With that being said what is important for effects is to have a good eye. That is what this book focuses on. It doesn't start with the software or a plugin. It begins a topic in this way. Research your subject. (if it is fire, look at pics of real fire, look at videos of fire, surround yourself with reference and break the effect down into the easiest to digest components). Then apply what you have learned to the core 3d concepts and develop your own look, layer by layer. In this way it makes your effects much more easily "tweaked" into a unique effect that will set you aside from the crowd.
So you can get this book and just do the tutorials, but the real magic to me is the method. Once you get used to it, you will find your own answers and that is more valuable than any other thing you could learn. I hope you enjoy this book as much as I did. It's a gem.
thank you for your time.
Normally these high-priced computer How To books include a disk with the external files needed for the projects. Not this one. Not only was there _not_ a disk, but the web addresses listed in the book to _download_ said files no longer function; sloppy beyond forgiveness. (You can find them by googling, but it's a lengthy process, and disappointing as heck.) While it's possible to walk through the tutorials following the book's instructions, many of the tutes rely on images or meshes that you don't have if you don't download them.

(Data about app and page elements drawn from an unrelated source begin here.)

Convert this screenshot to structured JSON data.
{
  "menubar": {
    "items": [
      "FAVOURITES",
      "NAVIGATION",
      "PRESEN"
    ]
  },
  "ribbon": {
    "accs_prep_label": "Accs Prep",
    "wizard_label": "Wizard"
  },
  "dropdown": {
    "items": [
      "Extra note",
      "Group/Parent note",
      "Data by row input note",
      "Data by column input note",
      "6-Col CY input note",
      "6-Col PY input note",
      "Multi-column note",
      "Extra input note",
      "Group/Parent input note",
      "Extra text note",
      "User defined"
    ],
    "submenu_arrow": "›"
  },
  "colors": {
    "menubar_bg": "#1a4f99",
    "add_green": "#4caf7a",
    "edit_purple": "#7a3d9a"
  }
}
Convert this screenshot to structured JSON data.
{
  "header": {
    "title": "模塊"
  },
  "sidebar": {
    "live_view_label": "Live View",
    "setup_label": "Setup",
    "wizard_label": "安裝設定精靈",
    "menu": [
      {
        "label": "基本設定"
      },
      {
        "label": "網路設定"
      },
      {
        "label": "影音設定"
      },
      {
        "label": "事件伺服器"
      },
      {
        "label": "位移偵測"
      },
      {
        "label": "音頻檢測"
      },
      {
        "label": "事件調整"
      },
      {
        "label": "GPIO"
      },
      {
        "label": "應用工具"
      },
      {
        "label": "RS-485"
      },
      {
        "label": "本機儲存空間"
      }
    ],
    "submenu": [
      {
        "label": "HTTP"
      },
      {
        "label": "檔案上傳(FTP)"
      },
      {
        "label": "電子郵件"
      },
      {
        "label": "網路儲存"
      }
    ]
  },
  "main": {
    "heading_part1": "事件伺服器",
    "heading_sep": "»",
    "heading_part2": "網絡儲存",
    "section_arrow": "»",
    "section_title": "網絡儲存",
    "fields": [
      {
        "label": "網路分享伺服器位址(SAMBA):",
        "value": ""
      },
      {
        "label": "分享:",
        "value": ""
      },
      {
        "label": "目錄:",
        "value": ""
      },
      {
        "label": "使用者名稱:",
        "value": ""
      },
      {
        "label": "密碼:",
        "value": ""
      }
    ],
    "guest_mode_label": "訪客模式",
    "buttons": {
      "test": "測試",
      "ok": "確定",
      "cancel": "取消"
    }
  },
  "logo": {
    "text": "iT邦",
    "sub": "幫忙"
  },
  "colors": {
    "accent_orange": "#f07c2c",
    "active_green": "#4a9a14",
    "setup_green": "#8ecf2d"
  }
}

And then, for the Third Edition, the author made sure that there's at least one typo or grammar gaffe--sometimes more--_per page_. Whoever edited the thing really doesn't need to be editing books for a living (or even as a hobby). I'm not talking the usual spelling differences between Britlish and Yanklish; I'm talking out-and-out spelling mistakes. The author's good with Max, but not really that good with the English language (and it's his mother tongue to boot!).
All problems aside: once you've located and downloaded the tutorial files (I found the one I wanted--making coronae for a sun-like object), these tutorials _do_ cover the ground, and mostly nicely. The author gets into some seriously-deep Max work with them--this is not a book that would work that well for a raw beginner in Max or CG--but the end results can't be beat.
Would I buy another book by this author? Probably not. Bait-and-switch with the necessary files and garbling the words (on EVERY PAGE; it's almost a record) simply mean that this particular author I might check into, but probably not drop money on.
Pros:Great tutorials, easy to read, pages are in color -makes it nice to see how end result should look.
Cons:Online content -hope they go back to DVD format.
UPDATE: Website is now fixed, and full tutorials are available for downloading.
Also note: Pete personally responded to my post here on Amazon, there are not many authors who would do that, very few indeed. Thanks Pete.
Nevertheless, it's a book of AD 2006. By today's standards, with later 3ds Max and much more powerful PC hardware, some of the book's techniques have become outdated. For example, using circles of omni lights to imitate directional lighting and rendering with 3ds Max default engine are no longer good methods to do realistic renderings. On the other hand though, its setups for models, animations, particle system, shaders, Havoc, and so on so forth, would likely remain useful to date.
Most recent customer reviews
The screen shots are constantly referred to throughout the text.Read more